The auspicious Buddhist holidays Asarnha Bucha Day and Khao Phansa (Buddhist Lent), also called “Vassa”, will be observed Saturday and Sunday (July 4-5), respectively.
As both are major religious holidays, the sale of alcohol is banned by law across the country on both days.
As such, the alcohol ban will start at 00:01 am Saturday (July 4) and conclude at midnight Sunday night (23:59pm July 5).
As both holidays this year occur on the weekend, the Cabinet last week declared that the following Monday and Tuesday (July 6-7) will be substitution public holidays.
The ban on the sale of alcohol will be enforced on the major religious days only.
The two religious days and the ensuing public holidays will bring a four-day weekend for government officers from Saturday through Tuesday (July 4-7).
Over the four days, most government offices will be closed, including immigration offices, the Employment Office, the Land Transport Office and the island’s three District Offices.
All main bank branches will be closed, but branches in shopping centres will remain open.
All Royal Thai Police and Tourist Police stations will remain open and some local consulates will be open to serve their respective citizens.
Only at the weekend, alcohol sales are prohibited across the country, except at duty-free shops at the airport.
According to an announcement by the Prime Minister’s Office on January 22, 2015, the sale of alcohol is prohibited on five specific religious days: Makha Bucha, Visakha Bucha Asarnha Bucha Day, Khao Pansa and Wan Org Pansa.
Asarnha Bucha day is the full-moon day of the eighth lunar month, commemorating the Buddha’s first sermon to his first five disciples after attaining Enlightenment more than 2,500 years ago.
As part of making merit to honour the day, Buddhists attend evening candlelit processions called wien tien at temples across the country.
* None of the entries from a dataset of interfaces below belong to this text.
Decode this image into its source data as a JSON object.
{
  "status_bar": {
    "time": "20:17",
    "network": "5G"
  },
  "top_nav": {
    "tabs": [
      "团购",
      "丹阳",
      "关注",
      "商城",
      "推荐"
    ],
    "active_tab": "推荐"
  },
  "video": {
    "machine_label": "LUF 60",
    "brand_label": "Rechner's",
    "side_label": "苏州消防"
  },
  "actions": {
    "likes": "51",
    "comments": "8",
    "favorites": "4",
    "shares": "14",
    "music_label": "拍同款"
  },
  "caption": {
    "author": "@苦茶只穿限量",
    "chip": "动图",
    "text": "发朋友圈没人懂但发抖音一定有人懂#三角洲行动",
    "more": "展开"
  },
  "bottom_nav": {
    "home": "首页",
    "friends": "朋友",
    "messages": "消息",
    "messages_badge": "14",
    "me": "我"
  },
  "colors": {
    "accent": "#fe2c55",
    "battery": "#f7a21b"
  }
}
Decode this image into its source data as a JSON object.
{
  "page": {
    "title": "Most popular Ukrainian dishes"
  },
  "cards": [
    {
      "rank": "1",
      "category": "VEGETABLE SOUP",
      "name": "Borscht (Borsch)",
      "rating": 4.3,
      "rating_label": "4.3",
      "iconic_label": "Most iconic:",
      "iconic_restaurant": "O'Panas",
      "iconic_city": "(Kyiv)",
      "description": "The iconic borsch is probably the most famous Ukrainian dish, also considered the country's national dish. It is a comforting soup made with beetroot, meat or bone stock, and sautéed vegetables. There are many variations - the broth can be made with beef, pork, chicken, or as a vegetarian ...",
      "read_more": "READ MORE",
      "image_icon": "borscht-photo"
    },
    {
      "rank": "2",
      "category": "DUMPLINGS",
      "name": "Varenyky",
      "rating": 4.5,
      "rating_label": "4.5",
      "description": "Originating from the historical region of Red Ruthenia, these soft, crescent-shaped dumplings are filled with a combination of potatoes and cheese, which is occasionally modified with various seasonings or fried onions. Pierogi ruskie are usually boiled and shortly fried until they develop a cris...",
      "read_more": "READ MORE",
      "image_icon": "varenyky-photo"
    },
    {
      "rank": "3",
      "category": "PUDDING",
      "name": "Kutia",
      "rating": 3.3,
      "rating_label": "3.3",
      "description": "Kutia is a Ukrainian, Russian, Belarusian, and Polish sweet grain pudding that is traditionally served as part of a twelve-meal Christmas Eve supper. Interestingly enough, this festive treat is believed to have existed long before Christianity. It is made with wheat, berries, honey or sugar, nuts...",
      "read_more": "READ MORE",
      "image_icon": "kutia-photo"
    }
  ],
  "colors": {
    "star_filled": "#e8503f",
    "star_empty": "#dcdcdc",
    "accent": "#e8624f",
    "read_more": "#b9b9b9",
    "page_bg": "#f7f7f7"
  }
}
Visitors are welcome to respectfully join the event.
Buddhist Lent day, or Khao Phansa Day, is the start of a period of three lunar months during the rainy season when monks are required to remain in one particular place or temple and undertake deep meditation.